Berkeley Lab researchers have discovered a new way of manipulating the magnetic domain walls in ultrathin magnets that could one day revolutionize the electronics industry through a technology called 'spin-orbitronics.'
US Department of Energy

Contact: Lynn Yarris
lcyarris@lbl.gov
510-486-5375
DOE/Lawrence Berkeley National Laboratory

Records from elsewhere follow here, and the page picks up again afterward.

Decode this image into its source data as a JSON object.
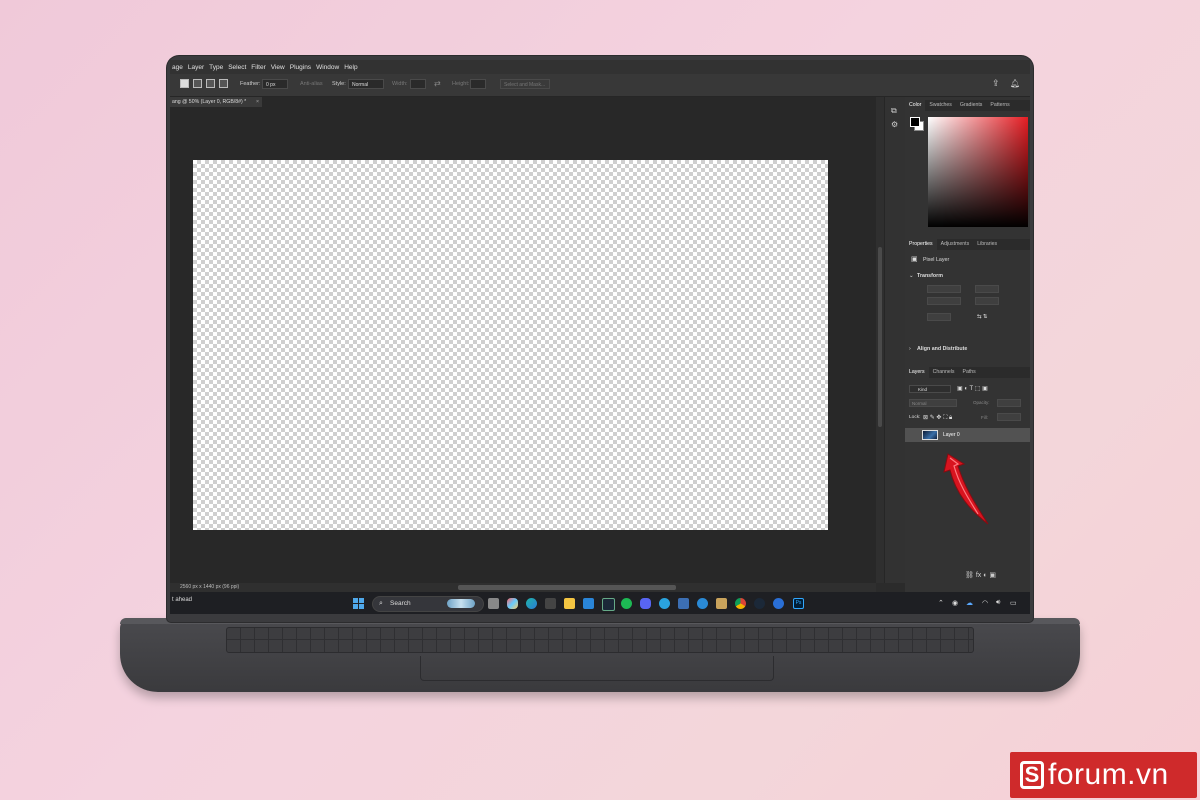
{
  "menu": [
    "age",
    "Layer",
    "Type",
    "Select",
    "Filter",
    "View",
    "Plugins",
    "Window",
    "Help"
  ],
  "options": {
    "feather_label": "Feather:",
    "feather_value": "0 px",
    "antialias_label": "Anti-alias",
    "style_label": "Style:",
    "style_value": "Normal",
    "width_label": "Width:",
    "height_label": "Height:",
    "select_mask_label": "Select and Mask..."
  },
  "document": {
    "tab_label": "ang @ 50% (Layer 0, RGB/8#) *",
    "tab_close": "×",
    "status_info": "2560 px x 1440 px (96 ppi)"
  },
  "color_panel": {
    "tabs": [
      "Color",
      "Swatches",
      "Gradients",
      "Patterns"
    ],
    "hue_color": "#e51d23"
  },
  "properties_panel": {
    "tabs": [
      "Properties",
      "Adjustments",
      "Libraries"
    ],
    "pixel_layer": "Pixel Layer",
    "transform": "Transform",
    "align": "Align and Distribute"
  },
  "layers_panel": {
    "tabs": [
      "Layers",
      "Channels",
      "Paths"
    ],
    "kind_label": "Kind",
    "blend_mode": "Normal",
    "opacity_label": "Opacity:",
    "lock_label": "Lock:",
    "fill_label": "Fill:",
    "layer_name": "Layer 0"
  },
  "taskbar": {
    "weather": "t ahead",
    "search": "Search"
  },
  "brand": {
    "letter": "S",
    "name": "forum.vn"
  }
}
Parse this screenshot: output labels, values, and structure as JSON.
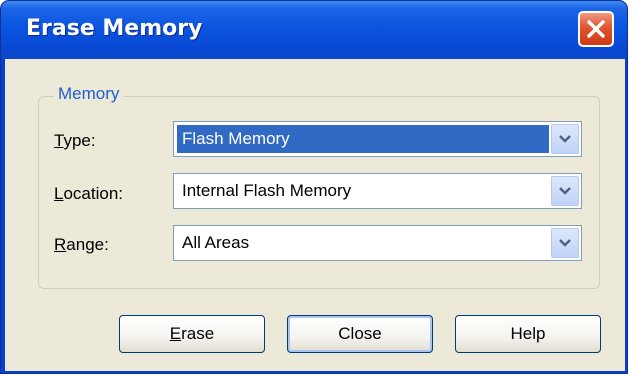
{
  "dialog": {
    "title": "Erase Memory"
  },
  "memory_group": {
    "label": "Memory",
    "fields": [
      {
        "label_mnemonic": "T",
        "label_rest": "ype:",
        "value": "Flash Memory"
      },
      {
        "label_mnemonic": "L",
        "label_rest": "ocation:",
        "value": "Internal Flash Memory"
      },
      {
        "label_mnemonic": "R",
        "label_rest": "ange:",
        "value": "All Areas"
      }
    ]
  },
  "buttons": {
    "erase_mnemonic": "E",
    "erase_rest": "rase",
    "close": "Close",
    "help": "Help"
  },
  "icons": {
    "close": "close-icon",
    "dropdown": "chevron-down-icon"
  },
  "colors": {
    "titlebar": "#0a55e0",
    "close_button": "#e0542f",
    "selection": "#316ac5",
    "group_label": "#1f5fcf",
    "dialog_face": "#ece9d8"
  }
}
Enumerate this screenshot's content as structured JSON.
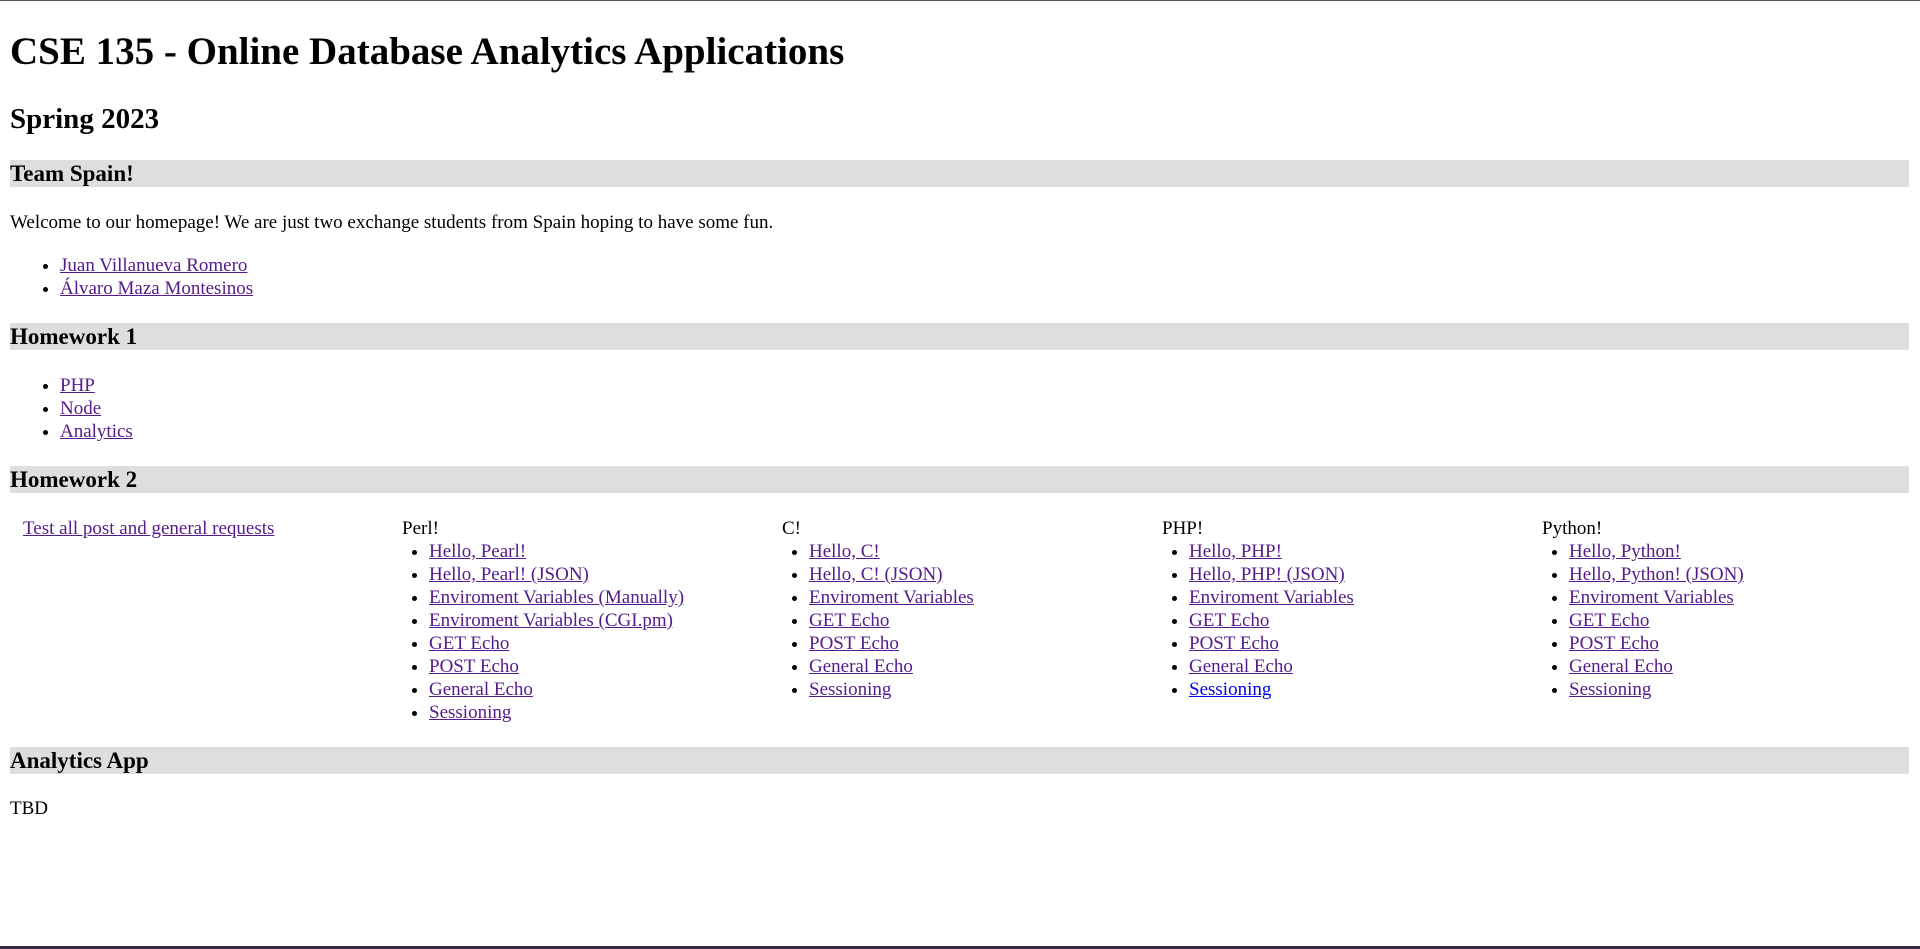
{
  "header": {
    "title": "CSE 135 - Online Database Analytics Applications",
    "semester": "Spring 2023"
  },
  "team": {
    "heading": "Team Spain!",
    "welcome": "Welcome to our homepage! We are just two exchange students from Spain hoping to have some fun.",
    "members": [
      {
        "label": "Juan Villanueva Romero"
      },
      {
        "label": "Álvaro Maza Montesinos"
      }
    ]
  },
  "homework1": {
    "heading": "Homework 1",
    "links": [
      {
        "label": "PHP"
      },
      {
        "label": "Node"
      },
      {
        "label": "Analytics"
      }
    ]
  },
  "homework2": {
    "heading": "Homework 2",
    "test_link": "Test all post and general requests",
    "columns": [
      {
        "title": "Perl!",
        "links": [
          {
            "label": "Hello, Pearl!"
          },
          {
            "label": "Hello, Pearl! (JSON)"
          },
          {
            "label": "Enviroment Variables (Manually)"
          },
          {
            "label": "Enviroment Variables (CGI.pm)"
          },
          {
            "label": "GET Echo"
          },
          {
            "label": "POST Echo"
          },
          {
            "label": "General Echo"
          },
          {
            "label": "Sessioning"
          }
        ]
      },
      {
        "title": "C!",
        "links": [
          {
            "label": "Hello, C!"
          },
          {
            "label": "Hello, C! (JSON)"
          },
          {
            "label": "Enviroment Variables"
          },
          {
            "label": "GET Echo"
          },
          {
            "label": "POST Echo"
          },
          {
            "label": "General Echo"
          },
          {
            "label": "Sessioning"
          }
        ]
      },
      {
        "title": "PHP!",
        "links": [
          {
            "label": "Hello, PHP!"
          },
          {
            "label": "Hello, PHP! (JSON)"
          },
          {
            "label": "Enviroment Variables"
          },
          {
            "label": "GET Echo"
          },
          {
            "label": "POST Echo"
          },
          {
            "label": "General Echo"
          },
          {
            "label": "Sessioning"
          }
        ]
      },
      {
        "title": "Python!",
        "links": [
          {
            "label": "Hello, Python!"
          },
          {
            "label": "Hello, Python! (JSON)"
          },
          {
            "label": "Enviroment Variables"
          },
          {
            "label": "GET Echo"
          },
          {
            "label": "POST Echo"
          },
          {
            "label": "General Echo"
          },
          {
            "label": "Sessioning"
          }
        ]
      }
    ]
  },
  "analytics": {
    "heading": "Analytics App",
    "body": "TBD"
  },
  "colors": {
    "visited_link": "#551a8b",
    "unvisited_link": "#0000ee",
    "section_background": "#dedede"
  }
}
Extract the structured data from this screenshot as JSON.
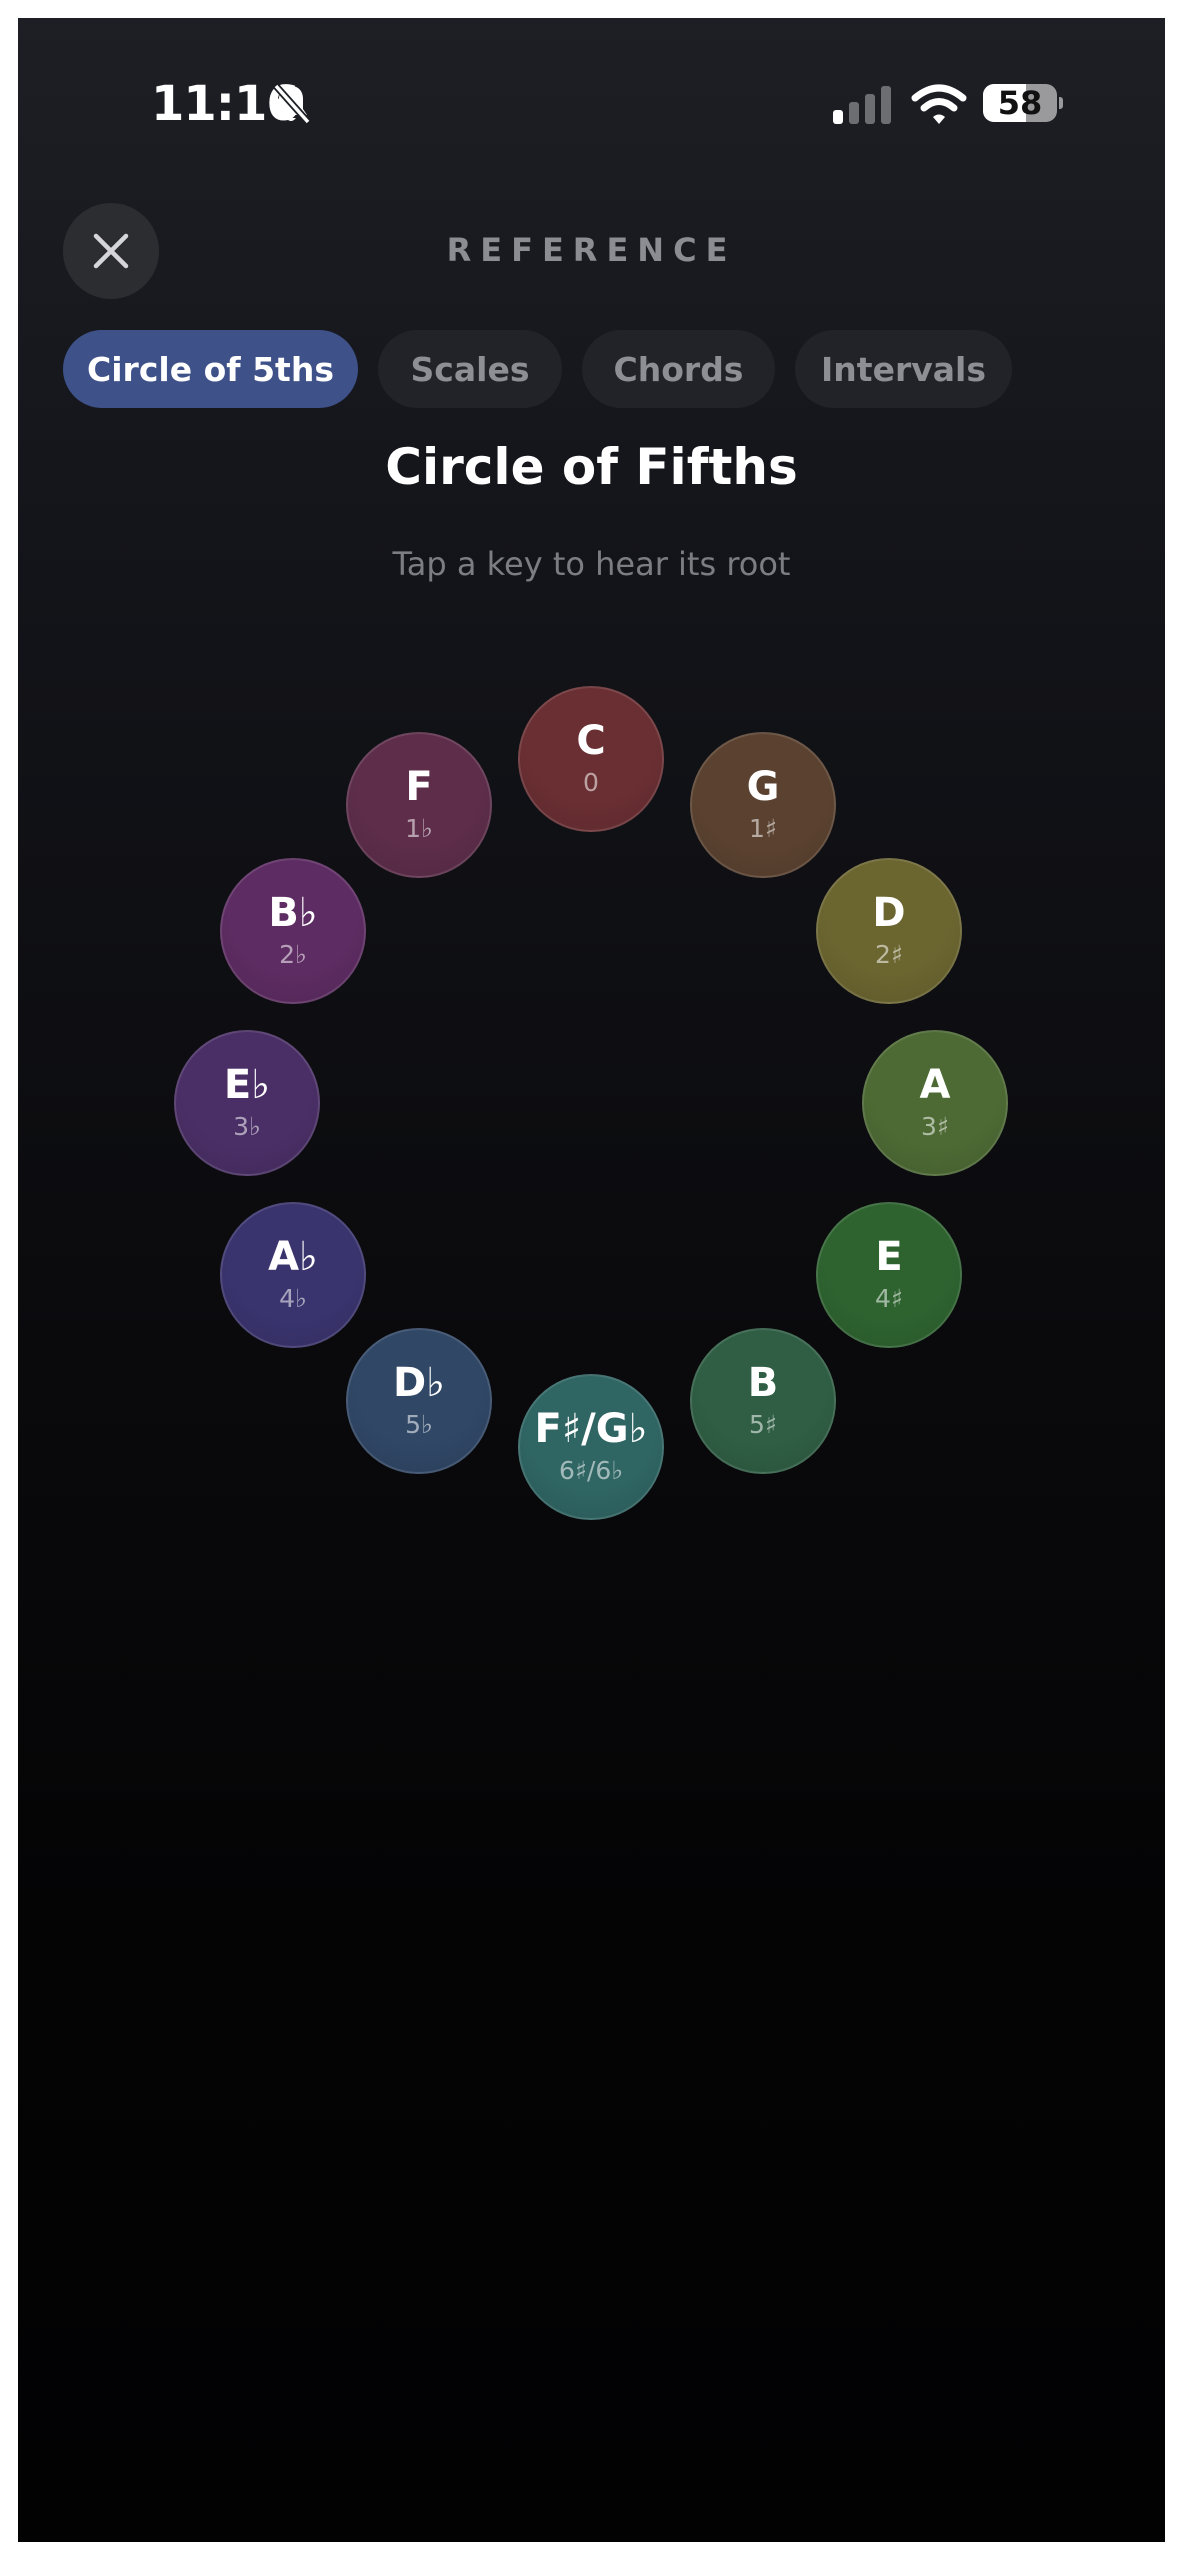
{
  "status_bar": {
    "time": "11:16",
    "battery_level": "58",
    "battery_fraction": 0.58
  },
  "header": {
    "title": "REFERENCE",
    "close_icon": "close-icon"
  },
  "tabs": [
    {
      "label": "Circle of 5ths",
      "active": true
    },
    {
      "label": "Scales",
      "active": false
    },
    {
      "label": "Chords",
      "active": false
    },
    {
      "label": "Intervals",
      "active": false
    }
  ],
  "main": {
    "title": "Circle of Fifths",
    "subtitle": "Tap a key to hear its root"
  },
  "keys": [
    {
      "name": "C",
      "signature": "0",
      "color": "#6a2f33"
    },
    {
      "name": "G",
      "signature": "1♯",
      "color": "#5b4230"
    },
    {
      "name": "D",
      "signature": "2♯",
      "color": "#6b6530"
    },
    {
      "name": "A",
      "signature": "3♯",
      "color": "#4d6a34"
    },
    {
      "name": "E",
      "signature": "4♯",
      "color": "#2e6330"
    },
    {
      "name": "B",
      "signature": "5♯",
      "color": "#2f5e44"
    },
    {
      "name": "F♯/G♭",
      "signature": "6♯/6♭",
      "color": "#2f6563"
    },
    {
      "name": "D♭",
      "signature": "5♭",
      "color": "#304766"
    },
    {
      "name": "A♭",
      "signature": "4♭",
      "color": "#3a346e"
    },
    {
      "name": "E♭",
      "signature": "3♭",
      "color": "#4a2f66"
    },
    {
      "name": "B♭",
      "signature": "2♭",
      "color": "#5d2c62"
    },
    {
      "name": "F",
      "signature": "1♭",
      "color": "#5d2d4a"
    }
  ]
}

Public Release: 13-Apr-2015
Nature Materials
Solution-grown nanowires make the best lasers
Take a material that is a focus of interest in the quest for advanced solar cells. Discover a 'freshman chemistry level' technique for growing that material into high-efficiency, ultra-small lasers. The result, disclosed Monday, April 13, in Nature Materials, is a shortcut to lasers that are extremely efficient and able to create many colors of light.
DOE/Basic Energy Sciences Program

Contact: Song Jin
jin@chem.wisc.edu
608-262-1562
University of Wisconsin-Madison

Public Release: 10-Apr-2015
NASA chooses UT Arlington team to develop potential Mars mission technology
NASA has selected UT Arlington as one of four US institutions to develop improved methods for oxygen recovery and reuse aboard human spacecraft, a technology the agency says is crucial to 'enable our human journey to Mars and beyond.'
NASA

Contact: Herb Booth
hbooth@uta.edu
817-272-7075
University of Texas at Arlington

Public Release: 10-Apr-2015
ACS Nano
How many gold atoms make gold metal?
Researchers at the Nanoscience Center at the University of Jyväskylä, Finland, have shown that dramatic changes in the electronic properties of nanometer-sized chunks of gold occur in well-defined size range. Small gold nanoclusters could be used, for instance, in short-term storage of energy or electric charge in the field of molecular electronics.
The Academy of Finland

Contact: Hannu Häkkinen
hannu.j.hakkinen@jyu.fi
358-400-247-973
Academy of Finland

Public Release: 10-Apr-2015
Science Advances
Electrical control of quantum bits in silicon paves the way to large quantum computers
A UNSW-led research team has encoded quantum information in silicon using simple electrical pulses for the first time, bringing the construction of affordable large-scale quantum computers one step closer to reality.
Australian Research Council, US Army Research Office, NSW Government, UNSW Australia, University of Melbourne

Contact: Dan Wheelahan
d.wheelahan@unsw.edu.au
61-435-930-465
University of New South Wales

Showing releases 1526-1550 out of 1846.

<< < 57 | 58 | 59 | 60 | 61 | 62 | 63 | 64 | 65 | 66 > >>